-- EXERCISE DESCRIPTION --
Give the records again exactly as written. Leave out the pictures.

-- EXERCISE MATERIAL --
• • •

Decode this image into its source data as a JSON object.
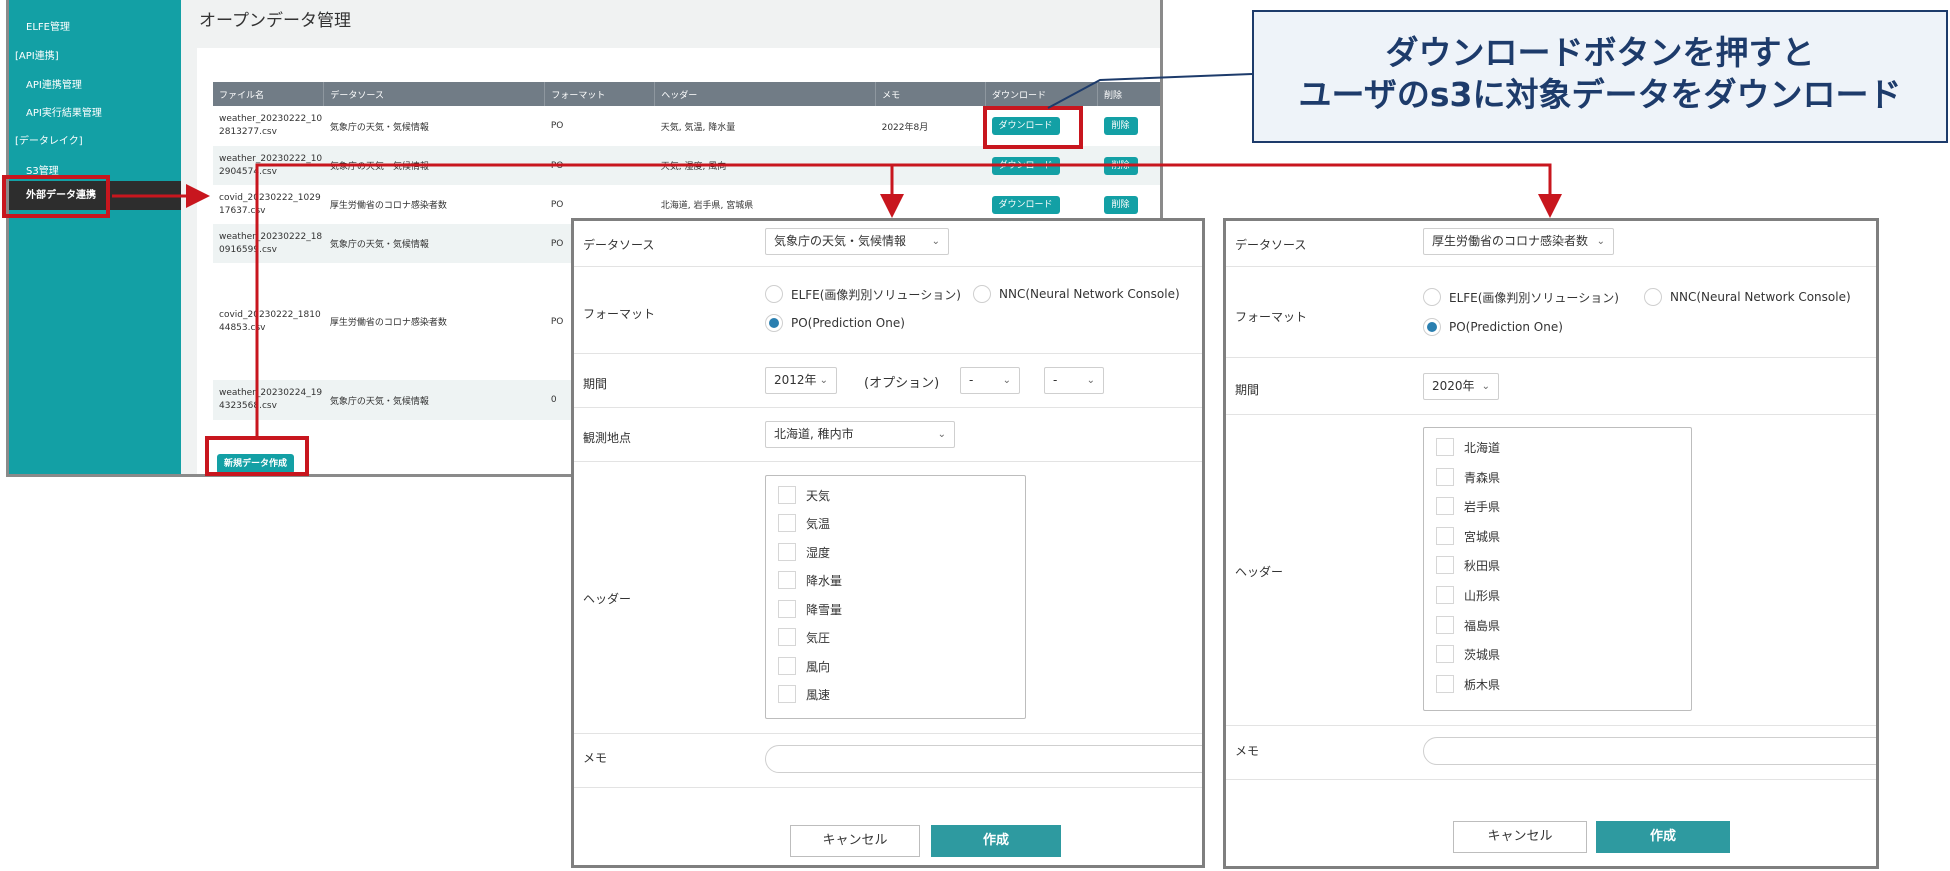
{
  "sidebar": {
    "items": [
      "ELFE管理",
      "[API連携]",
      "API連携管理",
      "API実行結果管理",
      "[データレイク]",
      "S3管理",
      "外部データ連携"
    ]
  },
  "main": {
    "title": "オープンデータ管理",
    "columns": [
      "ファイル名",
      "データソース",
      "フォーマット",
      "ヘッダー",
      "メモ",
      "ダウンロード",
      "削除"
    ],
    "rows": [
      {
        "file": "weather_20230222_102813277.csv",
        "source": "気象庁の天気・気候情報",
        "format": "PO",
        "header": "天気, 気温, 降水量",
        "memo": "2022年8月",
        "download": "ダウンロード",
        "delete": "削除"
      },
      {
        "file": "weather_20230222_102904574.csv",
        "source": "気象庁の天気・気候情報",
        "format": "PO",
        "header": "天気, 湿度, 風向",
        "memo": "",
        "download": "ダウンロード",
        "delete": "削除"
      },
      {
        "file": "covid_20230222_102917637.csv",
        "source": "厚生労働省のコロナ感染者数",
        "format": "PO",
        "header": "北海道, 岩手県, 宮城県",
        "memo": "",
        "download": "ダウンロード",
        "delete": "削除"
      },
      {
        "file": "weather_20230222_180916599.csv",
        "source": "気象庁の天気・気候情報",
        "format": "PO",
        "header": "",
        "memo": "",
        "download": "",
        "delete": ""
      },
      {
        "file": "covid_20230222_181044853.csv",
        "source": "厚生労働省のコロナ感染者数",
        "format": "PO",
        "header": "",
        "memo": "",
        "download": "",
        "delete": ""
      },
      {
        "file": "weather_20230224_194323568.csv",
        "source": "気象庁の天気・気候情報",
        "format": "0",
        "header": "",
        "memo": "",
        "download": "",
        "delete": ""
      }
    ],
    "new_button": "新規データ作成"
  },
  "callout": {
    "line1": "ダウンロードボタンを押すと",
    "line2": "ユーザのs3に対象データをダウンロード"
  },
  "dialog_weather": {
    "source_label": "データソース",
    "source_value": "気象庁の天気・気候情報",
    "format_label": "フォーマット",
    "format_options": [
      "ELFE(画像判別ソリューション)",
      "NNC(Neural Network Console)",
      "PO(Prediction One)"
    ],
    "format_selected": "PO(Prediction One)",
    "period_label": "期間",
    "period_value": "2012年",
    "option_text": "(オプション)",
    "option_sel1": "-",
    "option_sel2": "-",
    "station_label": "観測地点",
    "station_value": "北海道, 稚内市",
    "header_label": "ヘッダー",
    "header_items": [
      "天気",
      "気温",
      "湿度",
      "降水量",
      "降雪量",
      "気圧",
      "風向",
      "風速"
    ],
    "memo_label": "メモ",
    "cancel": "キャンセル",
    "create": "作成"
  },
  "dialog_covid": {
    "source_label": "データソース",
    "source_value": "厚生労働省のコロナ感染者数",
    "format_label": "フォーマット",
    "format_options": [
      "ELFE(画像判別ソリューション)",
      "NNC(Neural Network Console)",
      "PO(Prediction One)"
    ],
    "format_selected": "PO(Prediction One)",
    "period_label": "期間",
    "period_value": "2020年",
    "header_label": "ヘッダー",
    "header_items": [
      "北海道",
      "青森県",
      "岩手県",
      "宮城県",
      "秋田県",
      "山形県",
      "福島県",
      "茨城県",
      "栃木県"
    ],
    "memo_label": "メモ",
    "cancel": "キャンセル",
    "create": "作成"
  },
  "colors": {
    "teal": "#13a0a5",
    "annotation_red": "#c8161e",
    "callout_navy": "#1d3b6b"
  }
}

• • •

-- FINISHED TASK --
Decode this image into its source data as a JSON object.
{
  "sidebar": {
    "items": [
      "ELFE管理",
      "[API連携]",
      "API連携管理",
      "API実行結果管理",
      "[データレイク]",
      "S3管理",
      "外部データ連携"
    ]
  },
  "main": {
    "title": "オープンデータ管理",
    "columns": [
      "ファイル名",
      "データソース",
      "フォーマット",
      "ヘッダー",
      "メモ",
      "ダウンロード",
      "削除"
    ],
    "rows": [
      {
        "file": "weather_20230222_102813277.csv",
        "source": "気象庁の天気・気候情報",
        "format": "PO",
        "header": "天気, 気温, 降水量",
        "memo": "2022年8月",
        "download": "ダウンロード",
        "delete": "削除"
      },
      {
        "file": "weather_20230222_102904574.csv",
        "source": "気象庁の天気・気候情報",
        "format": "PO",
        "header": "天気, 湿度, 風向",
        "memo": "",
        "download": "ダウンロード",
        "delete": "削除"
      },
      {
        "file": "covid_20230222_102917637.csv",
        "source": "厚生労働省のコロナ感染者数",
        "format": "PO",
        "header": "北海道, 岩手県, 宮城県",
        "memo": "",
        "download": "ダウンロード",
        "delete": "削除"
      },
      {
        "file": "weather_20230222_180916599.csv",
        "source": "気象庁の天気・気候情報",
        "format": "PO",
        "header": "",
        "memo": "",
        "download": "",
        "delete": ""
      },
      {
        "file": "covid_20230222_181044853.csv",
        "source": "厚生労働省のコロナ感染者数",
        "format": "PO",
        "header": "",
        "memo": "",
        "download": "",
        "delete": ""
      },
      {
        "file": "weather_20230224_194323568.csv",
        "source": "気象庁の天気・気候情報",
        "format": "0",
        "header": "",
        "memo": "",
        "download": "",
        "delete": ""
      }
    ],
    "new_button": "新規データ作成"
  },
  "callout": {
    "line1": "ダウンロードボタンを押すと",
    "line2": "ユーザのs3に対象データをダウンロード"
  },
  "dialog_weather": {
    "source_label": "データソース",
    "source_value": "気象庁の天気・気候情報",
    "format_label": "フォーマット",
    "format_options": [
      "ELFE(画像判別ソリューション)",
      "NNC(Neural Network Console)",
      "PO(Prediction One)"
    ],
    "format_selected": "PO(Prediction One)",
    "period_label": "期間",
    "period_value": "2012年",
    "option_text": "(オプション)",
    "option_sel1": "-",
    "option_sel2": "-",
    "station_label": "観測地点",
    "station_value": "北海道, 稚内市",
    "header_label": "ヘッダー",
    "header_items": [
      "天気",
      "気温",
      "湿度",
      "降水量",
      "降雪量",
      "気圧",
      "風向",
      "風速"
    ],
    "memo_label": "メモ",
    "cancel": "キャンセル",
    "create": "作成"
  },
  "dialog_covid": {
    "source_label": "データソース",
    "source_value": "厚生労働省のコロナ感染者数",
    "format_label": "フォーマット",
    "format_options": [
      "ELFE(画像判別ソリューション)",
      "NNC(Neural Network Console)",
      "PO(Prediction One)"
    ],
    "format_selected": "PO(Prediction One)",
    "period_label": "期間",
    "period_value": "2020年",
    "header_label": "ヘッダー",
    "header_items": [
      "北海道",
      "青森県",
      "岩手県",
      "宮城県",
      "秋田県",
      "山形県",
      "福島県",
      "茨城県",
      "栃木県"
    ],
    "memo_label": "メモ",
    "cancel": "キャンセル",
    "create": "作成"
  },
  "colors": {
    "teal": "#13a0a5",
    "annotation_red": "#c8161e",
    "callout_navy": "#1d3b6b"
  }
}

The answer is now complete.